Work required
Retype the entries in full, exactly.

--- Provided entries Enclosed Below ---

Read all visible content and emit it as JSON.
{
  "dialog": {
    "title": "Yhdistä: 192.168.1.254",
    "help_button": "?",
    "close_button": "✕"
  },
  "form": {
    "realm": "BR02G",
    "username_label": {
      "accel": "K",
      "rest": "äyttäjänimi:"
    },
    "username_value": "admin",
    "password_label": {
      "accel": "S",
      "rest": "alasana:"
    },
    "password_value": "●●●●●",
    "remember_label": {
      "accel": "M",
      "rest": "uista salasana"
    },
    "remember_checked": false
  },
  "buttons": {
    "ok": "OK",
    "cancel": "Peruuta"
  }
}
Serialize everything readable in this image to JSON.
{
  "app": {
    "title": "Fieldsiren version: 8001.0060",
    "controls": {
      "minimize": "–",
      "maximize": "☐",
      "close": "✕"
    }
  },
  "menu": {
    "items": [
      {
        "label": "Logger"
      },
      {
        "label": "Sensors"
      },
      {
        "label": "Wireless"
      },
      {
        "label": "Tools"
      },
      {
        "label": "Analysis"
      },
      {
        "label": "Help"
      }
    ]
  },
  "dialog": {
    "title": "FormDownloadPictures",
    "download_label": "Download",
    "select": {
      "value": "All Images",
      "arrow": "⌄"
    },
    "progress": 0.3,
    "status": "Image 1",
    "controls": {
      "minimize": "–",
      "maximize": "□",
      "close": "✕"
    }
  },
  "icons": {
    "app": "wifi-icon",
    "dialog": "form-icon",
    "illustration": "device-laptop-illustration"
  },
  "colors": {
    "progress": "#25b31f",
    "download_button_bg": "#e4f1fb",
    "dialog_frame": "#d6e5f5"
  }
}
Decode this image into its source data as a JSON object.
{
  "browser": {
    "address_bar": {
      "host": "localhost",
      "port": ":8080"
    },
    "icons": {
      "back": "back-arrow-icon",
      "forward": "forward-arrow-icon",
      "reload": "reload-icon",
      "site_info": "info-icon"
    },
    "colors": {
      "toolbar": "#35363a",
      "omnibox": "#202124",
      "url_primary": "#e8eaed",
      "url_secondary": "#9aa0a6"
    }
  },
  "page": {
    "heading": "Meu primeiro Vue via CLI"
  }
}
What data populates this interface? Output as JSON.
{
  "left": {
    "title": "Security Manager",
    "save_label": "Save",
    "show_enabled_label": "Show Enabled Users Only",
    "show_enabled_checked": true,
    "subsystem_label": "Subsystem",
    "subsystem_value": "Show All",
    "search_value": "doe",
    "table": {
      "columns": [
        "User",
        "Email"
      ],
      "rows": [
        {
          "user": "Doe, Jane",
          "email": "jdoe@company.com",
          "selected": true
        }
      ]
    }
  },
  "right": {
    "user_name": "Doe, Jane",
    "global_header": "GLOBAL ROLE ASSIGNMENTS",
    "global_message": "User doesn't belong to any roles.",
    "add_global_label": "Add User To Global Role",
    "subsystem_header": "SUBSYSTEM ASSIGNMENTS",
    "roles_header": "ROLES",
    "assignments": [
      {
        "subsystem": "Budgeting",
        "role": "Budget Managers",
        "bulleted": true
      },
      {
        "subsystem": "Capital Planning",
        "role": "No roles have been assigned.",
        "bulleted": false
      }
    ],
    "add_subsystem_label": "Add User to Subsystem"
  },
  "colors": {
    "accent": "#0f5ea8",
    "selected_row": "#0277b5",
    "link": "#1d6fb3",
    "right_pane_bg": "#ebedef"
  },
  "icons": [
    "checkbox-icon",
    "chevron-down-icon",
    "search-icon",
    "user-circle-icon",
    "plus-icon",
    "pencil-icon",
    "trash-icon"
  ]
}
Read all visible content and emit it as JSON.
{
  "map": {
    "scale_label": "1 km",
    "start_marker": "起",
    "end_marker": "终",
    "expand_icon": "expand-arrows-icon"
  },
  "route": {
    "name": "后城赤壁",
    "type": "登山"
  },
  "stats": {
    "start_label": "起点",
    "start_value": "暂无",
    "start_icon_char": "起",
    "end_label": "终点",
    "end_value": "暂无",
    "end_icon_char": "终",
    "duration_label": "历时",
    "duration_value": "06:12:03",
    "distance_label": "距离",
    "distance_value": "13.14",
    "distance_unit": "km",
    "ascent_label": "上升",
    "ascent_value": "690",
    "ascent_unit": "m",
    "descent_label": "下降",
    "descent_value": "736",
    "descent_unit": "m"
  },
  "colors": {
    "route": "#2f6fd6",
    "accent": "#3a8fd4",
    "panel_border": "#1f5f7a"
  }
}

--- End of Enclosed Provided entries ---

Answer to the exercise
Read all visible content and emit it as JSON.
{
  "dialog": {
    "title": "Yhdistä: 192.168.1.254",
    "help_button": "?",
    "close_button": "✕"
  },
  "form": {
    "realm": "BR02G",
    "username_label": {
      "accel": "K",
      "rest": "äyttäjänimi:"
    },
    "username_value": "admin",
    "password_label": {
      "accel": "S",
      "rest": "alasana:"
    },
    "password_value": "●●●●●",
    "remember_label": {
      "accel": "M",
      "rest": "uista salasana"
    },
    "remember_checked": false
  },
  "buttons": {
    "ok": "OK",
    "cancel": "Peruuta"
  }
}
Serialize everything readable in this image to JSON.
{
  "app": {
    "title": "Fieldsiren version: 8001.0060",
    "controls": {
      "minimize": "–",
      "maximize": "☐",
      "close": "✕"
    }
  },
  "menu": {
    "items": [
      {
        "label": "Logger"
      },
      {
        "label": "Sensors"
      },
      {
        "label": "Wireless"
      },
      {
        "label": "Tools"
      },
      {
        "label": "Analysis"
      },
      {
        "label": "Help"
      }
    ]
  },
  "dialog": {
    "title": "FormDownloadPictures",
    "download_label": "Download",
    "select": {
      "value": "All Images",
      "arrow": "⌄"
    },
    "progress": 0.3,
    "status": "Image 1",
    "controls": {
      "minimize": "–",
      "maximize": "□",
      "close": "✕"
    }
  },
  "icons": {
    "app": "wifi-icon",
    "dialog": "form-icon",
    "illustration": "device-laptop-illustration"
  },
  "colors": {
    "progress": "#25b31f",
    "download_button_bg": "#e4f1fb",
    "dialog_frame": "#d6e5f5"
  }
}
Decode this image into its source data as a JSON object.
{
  "browser": {
    "address_bar": {
      "host": "localhost",
      "port": ":8080"
    },
    "icons": {
      "back": "back-arrow-icon",
      "forward": "forward-arrow-icon",
      "reload": "reload-icon",
      "site_info": "info-icon"
    },
    "colors": {
      "toolbar": "#35363a",
      "omnibox": "#202124",
      "url_primary": "#e8eaed",
      "url_secondary": "#9aa0a6"
    }
  },
  "page": {
    "heading": "Meu primeiro Vue via CLI"
  }
}
What data populates this interface? Output as JSON.
{
  "left": {
    "title": "Security Manager",
    "save_label": "Save",
    "show_enabled_label": "Show Enabled Users Only",
    "show_enabled_checked": true,
    "subsystem_label": "Subsystem",
    "subsystem_value": "Show All",
    "search_value": "doe",
    "table": {
      "columns": [
        "User",
        "Email"
      ],
      "rows": [
        {
          "user": "Doe, Jane",
          "email": "jdoe@company.com",
          "selected": true
        }
      ]
    }
  },
  "right": {
    "user_name": "Doe, Jane",
    "global_header": "GLOBAL ROLE ASSIGNMENTS",
    "global_message": "User doesn't belong to any roles.",
    "add_global_label": "Add User To Global Role",
    "subsystem_header": "SUBSYSTEM ASSIGNMENTS",
    "roles_header": "ROLES",
    "assignments": [
      {
        "subsystem": "Budgeting",
        "role": "Budget Managers",
        "bulleted": true
      },
      {
        "subsystem": "Capital Planning",
        "role": "No roles have been assigned.",
        "bulleted": false
      }
    ],
    "add_subsystem_label": "Add User to Subsystem"
  },
  "colors": {
    "accent": "#0f5ea8",
    "selected_row": "#0277b5",
    "link": "#1d6fb3",
    "right_pane_bg": "#ebedef"
  },
  "icons": [
    "checkbox-icon",
    "chevron-down-icon",
    "search-icon",
    "user-circle-icon",
    "plus-icon",
    "pencil-icon",
    "trash-icon"
  ]
}
Read all visible content and emit it as JSON.
{
  "map": {
    "scale_label": "1 km",
    "start_marker": "起",
    "end_marker": "终",
    "expand_icon": "expand-arrows-icon"
  },
  "route": {
    "name": "后城赤壁",
    "type": "登山"
  },
  "stats": {
    "start_label": "起点",
    "start_value": "暂无",
    "start_icon_char": "起",
    "end_label": "终点",
    "end_value": "暂无",
    "end_icon_char": "终",
    "duration_label": "历时",
    "duration_value": "06:12:03",
    "distance_label": "距离",
    "distance_value": "13.14",
    "distance_unit": "km",
    "ascent_label": "上升",
    "ascent_value": "690",
    "ascent_unit": "m",
    "descent_label": "下降",
    "descent_value": "736",
    "descent_unit": "m"
  },
  "colors": {
    "route": "#2f6fd6",
    "accent": "#3a8fd4",
    "panel_border": "#1f5f7a"
  }
}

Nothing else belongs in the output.